■ WORK ITEM ■
Gather all lines in the entries that include the word "products".
:: PROVIDED MATERIAL ::
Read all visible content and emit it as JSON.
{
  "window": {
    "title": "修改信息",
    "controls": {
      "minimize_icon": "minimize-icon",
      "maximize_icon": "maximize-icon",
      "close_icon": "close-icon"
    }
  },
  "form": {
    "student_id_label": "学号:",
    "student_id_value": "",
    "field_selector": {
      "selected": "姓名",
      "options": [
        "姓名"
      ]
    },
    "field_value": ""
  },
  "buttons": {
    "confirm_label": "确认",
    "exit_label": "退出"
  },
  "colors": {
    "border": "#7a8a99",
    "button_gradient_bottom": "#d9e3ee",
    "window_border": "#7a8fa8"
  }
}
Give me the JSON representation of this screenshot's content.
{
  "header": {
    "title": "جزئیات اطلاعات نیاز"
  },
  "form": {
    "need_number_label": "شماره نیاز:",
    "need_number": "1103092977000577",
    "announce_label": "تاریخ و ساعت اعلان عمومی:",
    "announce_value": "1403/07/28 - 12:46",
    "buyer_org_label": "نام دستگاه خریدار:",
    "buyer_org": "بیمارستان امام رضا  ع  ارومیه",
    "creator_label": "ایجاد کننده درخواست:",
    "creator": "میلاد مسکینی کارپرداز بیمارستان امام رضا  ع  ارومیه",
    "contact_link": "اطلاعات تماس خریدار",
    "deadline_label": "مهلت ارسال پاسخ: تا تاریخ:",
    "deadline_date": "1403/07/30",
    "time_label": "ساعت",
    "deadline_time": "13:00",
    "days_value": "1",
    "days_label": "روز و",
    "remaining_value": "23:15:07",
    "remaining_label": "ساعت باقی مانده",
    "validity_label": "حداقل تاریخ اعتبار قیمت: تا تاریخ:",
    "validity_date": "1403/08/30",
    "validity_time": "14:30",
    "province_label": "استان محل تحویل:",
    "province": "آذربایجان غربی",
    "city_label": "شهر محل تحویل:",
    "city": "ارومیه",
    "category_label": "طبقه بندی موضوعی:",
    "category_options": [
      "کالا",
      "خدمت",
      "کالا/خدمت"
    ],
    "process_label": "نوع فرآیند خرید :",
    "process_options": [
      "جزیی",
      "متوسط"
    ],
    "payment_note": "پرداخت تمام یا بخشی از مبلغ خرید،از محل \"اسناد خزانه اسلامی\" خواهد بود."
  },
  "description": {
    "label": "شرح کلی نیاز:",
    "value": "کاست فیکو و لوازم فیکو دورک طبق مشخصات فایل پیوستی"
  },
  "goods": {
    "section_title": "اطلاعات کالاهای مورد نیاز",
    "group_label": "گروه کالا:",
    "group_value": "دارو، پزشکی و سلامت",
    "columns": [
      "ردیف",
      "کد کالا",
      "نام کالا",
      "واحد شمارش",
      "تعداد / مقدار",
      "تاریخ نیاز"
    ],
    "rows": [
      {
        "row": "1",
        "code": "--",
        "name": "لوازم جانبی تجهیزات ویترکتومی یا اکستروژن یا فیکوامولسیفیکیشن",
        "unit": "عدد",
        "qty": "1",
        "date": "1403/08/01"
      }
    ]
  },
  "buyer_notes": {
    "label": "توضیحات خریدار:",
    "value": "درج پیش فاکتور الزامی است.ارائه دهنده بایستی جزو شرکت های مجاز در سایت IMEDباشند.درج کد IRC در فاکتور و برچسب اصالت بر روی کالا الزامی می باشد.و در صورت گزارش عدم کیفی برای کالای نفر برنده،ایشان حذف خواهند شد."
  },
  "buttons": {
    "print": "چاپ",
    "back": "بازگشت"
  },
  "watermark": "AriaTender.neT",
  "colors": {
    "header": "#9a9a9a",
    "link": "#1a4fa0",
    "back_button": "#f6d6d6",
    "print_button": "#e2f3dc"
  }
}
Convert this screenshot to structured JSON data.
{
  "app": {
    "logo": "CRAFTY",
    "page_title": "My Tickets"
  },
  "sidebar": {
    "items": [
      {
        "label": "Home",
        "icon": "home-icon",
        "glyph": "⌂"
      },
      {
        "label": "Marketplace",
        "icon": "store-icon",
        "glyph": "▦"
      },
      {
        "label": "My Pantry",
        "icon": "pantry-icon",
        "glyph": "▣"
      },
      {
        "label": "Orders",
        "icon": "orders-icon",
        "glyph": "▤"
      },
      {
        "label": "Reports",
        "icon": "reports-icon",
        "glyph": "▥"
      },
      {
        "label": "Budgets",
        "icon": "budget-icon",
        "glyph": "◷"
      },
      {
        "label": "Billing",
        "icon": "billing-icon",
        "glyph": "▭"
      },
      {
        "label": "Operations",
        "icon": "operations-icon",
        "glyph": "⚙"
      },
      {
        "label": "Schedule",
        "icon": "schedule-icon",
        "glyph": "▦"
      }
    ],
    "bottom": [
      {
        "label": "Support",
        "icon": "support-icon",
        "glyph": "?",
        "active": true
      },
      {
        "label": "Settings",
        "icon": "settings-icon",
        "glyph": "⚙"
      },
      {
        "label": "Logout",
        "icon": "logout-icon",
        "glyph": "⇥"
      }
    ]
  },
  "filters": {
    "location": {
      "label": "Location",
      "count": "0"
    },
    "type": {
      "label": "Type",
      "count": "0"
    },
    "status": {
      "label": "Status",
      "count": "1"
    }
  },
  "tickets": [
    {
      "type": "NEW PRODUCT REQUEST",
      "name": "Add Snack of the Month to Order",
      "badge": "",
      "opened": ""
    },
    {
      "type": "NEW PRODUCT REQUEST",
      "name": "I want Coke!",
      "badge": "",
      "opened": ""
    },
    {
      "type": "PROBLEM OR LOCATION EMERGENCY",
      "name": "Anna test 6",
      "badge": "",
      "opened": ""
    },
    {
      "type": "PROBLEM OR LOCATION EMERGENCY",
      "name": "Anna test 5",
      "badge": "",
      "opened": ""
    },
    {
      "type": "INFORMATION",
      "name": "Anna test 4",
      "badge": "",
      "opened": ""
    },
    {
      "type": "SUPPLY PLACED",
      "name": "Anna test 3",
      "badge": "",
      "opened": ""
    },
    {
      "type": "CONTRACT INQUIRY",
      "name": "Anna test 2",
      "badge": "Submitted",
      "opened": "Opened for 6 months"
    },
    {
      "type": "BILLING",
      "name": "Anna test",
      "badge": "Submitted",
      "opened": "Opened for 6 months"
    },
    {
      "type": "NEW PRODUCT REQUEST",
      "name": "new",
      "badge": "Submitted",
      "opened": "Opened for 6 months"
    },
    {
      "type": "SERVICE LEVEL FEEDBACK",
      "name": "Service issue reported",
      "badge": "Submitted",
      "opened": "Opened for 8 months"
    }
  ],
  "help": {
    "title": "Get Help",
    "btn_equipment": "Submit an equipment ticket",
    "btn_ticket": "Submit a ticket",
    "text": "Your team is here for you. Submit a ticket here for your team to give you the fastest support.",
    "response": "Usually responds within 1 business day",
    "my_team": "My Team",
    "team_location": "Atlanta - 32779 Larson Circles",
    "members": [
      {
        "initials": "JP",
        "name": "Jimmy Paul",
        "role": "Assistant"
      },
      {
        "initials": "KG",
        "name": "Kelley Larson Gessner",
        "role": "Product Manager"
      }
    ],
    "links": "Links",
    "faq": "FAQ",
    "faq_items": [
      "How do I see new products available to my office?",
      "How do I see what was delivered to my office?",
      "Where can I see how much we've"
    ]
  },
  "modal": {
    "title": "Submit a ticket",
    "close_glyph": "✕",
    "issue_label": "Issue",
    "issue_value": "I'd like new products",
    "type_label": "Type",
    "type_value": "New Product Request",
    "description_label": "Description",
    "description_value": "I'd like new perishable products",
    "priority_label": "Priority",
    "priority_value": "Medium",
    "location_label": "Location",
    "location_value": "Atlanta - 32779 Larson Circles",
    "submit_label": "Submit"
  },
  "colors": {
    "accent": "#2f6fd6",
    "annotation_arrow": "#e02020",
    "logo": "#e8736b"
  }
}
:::
■ RESULT FOR THIS TASK ■
      "How do I see new products available to my office?",
    "issue_value": "I'd like new products",
    "description_value": "I'd like new perishable products",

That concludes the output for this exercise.